  • Adjust the temperature: Since prosciutto has a lower fat content than pancetta, you may need to lower the temperature when cooking it to prevent it from burning or sticking to the pan. You can also add some oil or butter to the pan to help the prosciutto cook evenly and smoothly.

Recipes that Use Prosciutto or Pancetta

Here are some recipes that use either prosciutto or pancetta as an ingredient. You can try them with either meat or experiment with substituting one for the other and see how it affects the outcome.

  • Spaghetti Carbonara: This classic Italian pasta dish is made with eggs, cheese, black pepper, and pancetta. You can use prosciutto instead of pancetta for a lighter and sweeter version.
  • Prosciutto-Wrapped Asparagus: This simple and elegant appetizer is made with asparagus spears wrapped in thin slices of prosciutto and baked until crisp. You can use pancetta instead of prosciutto for a richer and spicier version.
  • Pancetta and Mushroom Risotto: This creamy and comforting rice dish is made with arborio rice, chicken broth, white wine, butter, parmesan cheese, pancetta, and mushrooms. You can use prosciutto instead of pancetta for a more delicate and refined version.
  • Prosciutto and Melon Salad: This refreshing and colorful salad is made with cantaloupe or honeydew melon, prosciutto, baby spinach, balsamic vinegar, olive oil, salt, and pepper. You can use pancetta instead of prosciutto for a more savory and crunchy version.
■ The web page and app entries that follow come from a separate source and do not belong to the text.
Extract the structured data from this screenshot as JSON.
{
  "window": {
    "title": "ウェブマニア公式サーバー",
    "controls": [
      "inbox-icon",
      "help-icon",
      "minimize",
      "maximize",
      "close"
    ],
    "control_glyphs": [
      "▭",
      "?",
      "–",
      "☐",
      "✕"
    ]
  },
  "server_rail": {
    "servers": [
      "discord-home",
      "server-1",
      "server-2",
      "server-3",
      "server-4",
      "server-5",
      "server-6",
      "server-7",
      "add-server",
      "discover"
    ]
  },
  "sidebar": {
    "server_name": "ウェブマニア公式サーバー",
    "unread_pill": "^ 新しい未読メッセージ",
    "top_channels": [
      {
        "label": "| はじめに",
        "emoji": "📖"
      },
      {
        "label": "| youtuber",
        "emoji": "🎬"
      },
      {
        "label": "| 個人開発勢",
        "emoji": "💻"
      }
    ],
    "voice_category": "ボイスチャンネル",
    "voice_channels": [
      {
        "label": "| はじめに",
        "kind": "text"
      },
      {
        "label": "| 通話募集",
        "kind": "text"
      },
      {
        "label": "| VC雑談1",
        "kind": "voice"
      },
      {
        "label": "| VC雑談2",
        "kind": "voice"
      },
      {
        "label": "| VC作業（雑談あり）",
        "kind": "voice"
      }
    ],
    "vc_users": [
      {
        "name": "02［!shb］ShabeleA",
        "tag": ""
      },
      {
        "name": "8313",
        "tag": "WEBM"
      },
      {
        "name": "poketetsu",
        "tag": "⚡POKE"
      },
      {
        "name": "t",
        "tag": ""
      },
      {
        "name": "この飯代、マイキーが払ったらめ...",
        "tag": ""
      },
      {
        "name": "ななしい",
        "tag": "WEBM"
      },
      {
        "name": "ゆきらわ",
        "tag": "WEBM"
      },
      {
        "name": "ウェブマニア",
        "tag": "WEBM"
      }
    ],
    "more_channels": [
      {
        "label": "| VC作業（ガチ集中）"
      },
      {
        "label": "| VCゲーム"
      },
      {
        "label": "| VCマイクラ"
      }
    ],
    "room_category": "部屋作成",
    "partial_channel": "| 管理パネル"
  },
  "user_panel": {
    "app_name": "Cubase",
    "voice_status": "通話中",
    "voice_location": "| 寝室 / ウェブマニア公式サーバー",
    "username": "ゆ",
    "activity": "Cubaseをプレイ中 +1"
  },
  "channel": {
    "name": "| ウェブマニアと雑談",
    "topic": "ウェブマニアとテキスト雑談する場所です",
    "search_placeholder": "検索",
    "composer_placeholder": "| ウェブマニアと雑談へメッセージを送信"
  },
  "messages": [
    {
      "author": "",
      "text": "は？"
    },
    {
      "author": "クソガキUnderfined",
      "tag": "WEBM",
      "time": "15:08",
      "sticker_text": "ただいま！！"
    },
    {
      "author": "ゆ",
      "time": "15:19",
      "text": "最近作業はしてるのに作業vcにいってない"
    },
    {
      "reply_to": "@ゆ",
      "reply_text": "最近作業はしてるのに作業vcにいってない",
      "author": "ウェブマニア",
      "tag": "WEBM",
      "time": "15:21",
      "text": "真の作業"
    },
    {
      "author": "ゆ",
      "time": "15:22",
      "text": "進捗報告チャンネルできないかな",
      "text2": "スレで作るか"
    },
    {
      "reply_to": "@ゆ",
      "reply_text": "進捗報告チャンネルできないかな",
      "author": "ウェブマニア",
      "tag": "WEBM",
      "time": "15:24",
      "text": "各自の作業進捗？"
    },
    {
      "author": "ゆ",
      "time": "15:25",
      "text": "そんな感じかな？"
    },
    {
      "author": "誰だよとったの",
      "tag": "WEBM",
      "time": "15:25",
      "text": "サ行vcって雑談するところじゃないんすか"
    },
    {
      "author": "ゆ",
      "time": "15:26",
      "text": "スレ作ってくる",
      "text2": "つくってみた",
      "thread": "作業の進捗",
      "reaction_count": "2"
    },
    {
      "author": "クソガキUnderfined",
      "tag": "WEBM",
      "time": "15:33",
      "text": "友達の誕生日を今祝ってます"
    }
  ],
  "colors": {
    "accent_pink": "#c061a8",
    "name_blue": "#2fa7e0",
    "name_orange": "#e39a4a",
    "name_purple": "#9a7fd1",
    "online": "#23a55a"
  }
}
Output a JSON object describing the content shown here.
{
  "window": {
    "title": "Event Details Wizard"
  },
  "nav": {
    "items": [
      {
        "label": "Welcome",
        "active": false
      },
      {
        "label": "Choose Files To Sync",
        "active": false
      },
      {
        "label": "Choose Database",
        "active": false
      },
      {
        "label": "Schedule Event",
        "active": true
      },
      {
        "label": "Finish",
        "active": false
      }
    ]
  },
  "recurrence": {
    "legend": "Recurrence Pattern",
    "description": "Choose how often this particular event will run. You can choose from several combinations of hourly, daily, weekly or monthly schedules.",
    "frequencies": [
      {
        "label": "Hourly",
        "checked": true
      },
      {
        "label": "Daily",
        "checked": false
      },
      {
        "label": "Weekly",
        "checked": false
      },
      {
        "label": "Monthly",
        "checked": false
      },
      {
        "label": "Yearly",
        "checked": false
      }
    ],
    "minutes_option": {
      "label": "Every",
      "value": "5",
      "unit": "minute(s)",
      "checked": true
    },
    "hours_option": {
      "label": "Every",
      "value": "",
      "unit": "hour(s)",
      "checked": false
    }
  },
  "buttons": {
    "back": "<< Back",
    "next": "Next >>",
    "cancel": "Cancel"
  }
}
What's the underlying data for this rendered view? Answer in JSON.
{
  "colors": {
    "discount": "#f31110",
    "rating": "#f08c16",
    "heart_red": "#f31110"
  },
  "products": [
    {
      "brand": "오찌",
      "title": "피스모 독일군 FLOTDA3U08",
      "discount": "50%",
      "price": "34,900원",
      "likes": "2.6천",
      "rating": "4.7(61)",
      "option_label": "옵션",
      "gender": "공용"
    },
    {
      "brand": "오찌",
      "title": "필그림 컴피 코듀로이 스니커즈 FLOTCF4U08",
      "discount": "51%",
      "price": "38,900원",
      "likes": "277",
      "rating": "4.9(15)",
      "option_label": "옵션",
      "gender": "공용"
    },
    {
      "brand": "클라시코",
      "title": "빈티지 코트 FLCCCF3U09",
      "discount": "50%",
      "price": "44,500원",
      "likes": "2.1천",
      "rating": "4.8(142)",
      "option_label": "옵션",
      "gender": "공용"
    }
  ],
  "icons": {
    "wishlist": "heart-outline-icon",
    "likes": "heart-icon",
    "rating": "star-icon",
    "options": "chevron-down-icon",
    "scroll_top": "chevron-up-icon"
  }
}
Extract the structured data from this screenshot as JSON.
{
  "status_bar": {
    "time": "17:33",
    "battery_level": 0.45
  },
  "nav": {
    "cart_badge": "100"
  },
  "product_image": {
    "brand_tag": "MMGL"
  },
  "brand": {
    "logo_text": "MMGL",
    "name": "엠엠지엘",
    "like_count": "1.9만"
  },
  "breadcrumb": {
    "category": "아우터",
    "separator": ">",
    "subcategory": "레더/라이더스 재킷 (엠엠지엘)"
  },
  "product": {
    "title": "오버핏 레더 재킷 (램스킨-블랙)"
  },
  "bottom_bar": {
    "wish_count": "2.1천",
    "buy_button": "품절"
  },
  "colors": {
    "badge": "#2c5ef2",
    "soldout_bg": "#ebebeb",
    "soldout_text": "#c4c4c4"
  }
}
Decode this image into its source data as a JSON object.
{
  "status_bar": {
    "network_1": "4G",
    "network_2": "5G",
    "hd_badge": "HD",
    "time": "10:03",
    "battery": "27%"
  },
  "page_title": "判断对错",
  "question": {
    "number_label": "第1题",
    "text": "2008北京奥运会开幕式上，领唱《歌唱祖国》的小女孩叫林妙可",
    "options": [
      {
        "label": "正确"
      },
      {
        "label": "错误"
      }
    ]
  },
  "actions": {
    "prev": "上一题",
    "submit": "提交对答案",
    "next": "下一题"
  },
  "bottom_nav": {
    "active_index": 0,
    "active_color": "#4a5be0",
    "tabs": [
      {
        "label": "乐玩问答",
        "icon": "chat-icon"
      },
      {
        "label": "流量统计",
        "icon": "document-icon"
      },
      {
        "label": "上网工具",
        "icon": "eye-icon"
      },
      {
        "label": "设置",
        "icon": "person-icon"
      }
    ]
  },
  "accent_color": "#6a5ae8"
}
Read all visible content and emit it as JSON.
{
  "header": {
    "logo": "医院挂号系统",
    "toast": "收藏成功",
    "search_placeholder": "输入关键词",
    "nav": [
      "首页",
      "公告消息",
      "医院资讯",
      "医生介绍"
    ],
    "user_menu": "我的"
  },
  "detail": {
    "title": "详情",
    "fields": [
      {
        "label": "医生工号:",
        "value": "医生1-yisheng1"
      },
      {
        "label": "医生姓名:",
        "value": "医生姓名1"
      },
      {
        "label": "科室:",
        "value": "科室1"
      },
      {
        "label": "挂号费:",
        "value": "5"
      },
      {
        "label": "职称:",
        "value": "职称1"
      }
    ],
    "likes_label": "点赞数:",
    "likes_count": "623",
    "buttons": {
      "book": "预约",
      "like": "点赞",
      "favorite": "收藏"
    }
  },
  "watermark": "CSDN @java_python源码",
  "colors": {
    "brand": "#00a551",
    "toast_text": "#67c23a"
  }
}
Prosciutto and pancetta are both delicious cured meats that can enhance your dishes with their distinct flavors and textures. However, they are not exactly the same, and substituting one for the other may not always work well. Therefore, it is important to understand the differences between them and how to use them properly in your recipes. We hope this blog post has helped you learn more about prosciutto and pancetta and how to substitute them in your cooking. Bon app├ętit!

Leave a Comment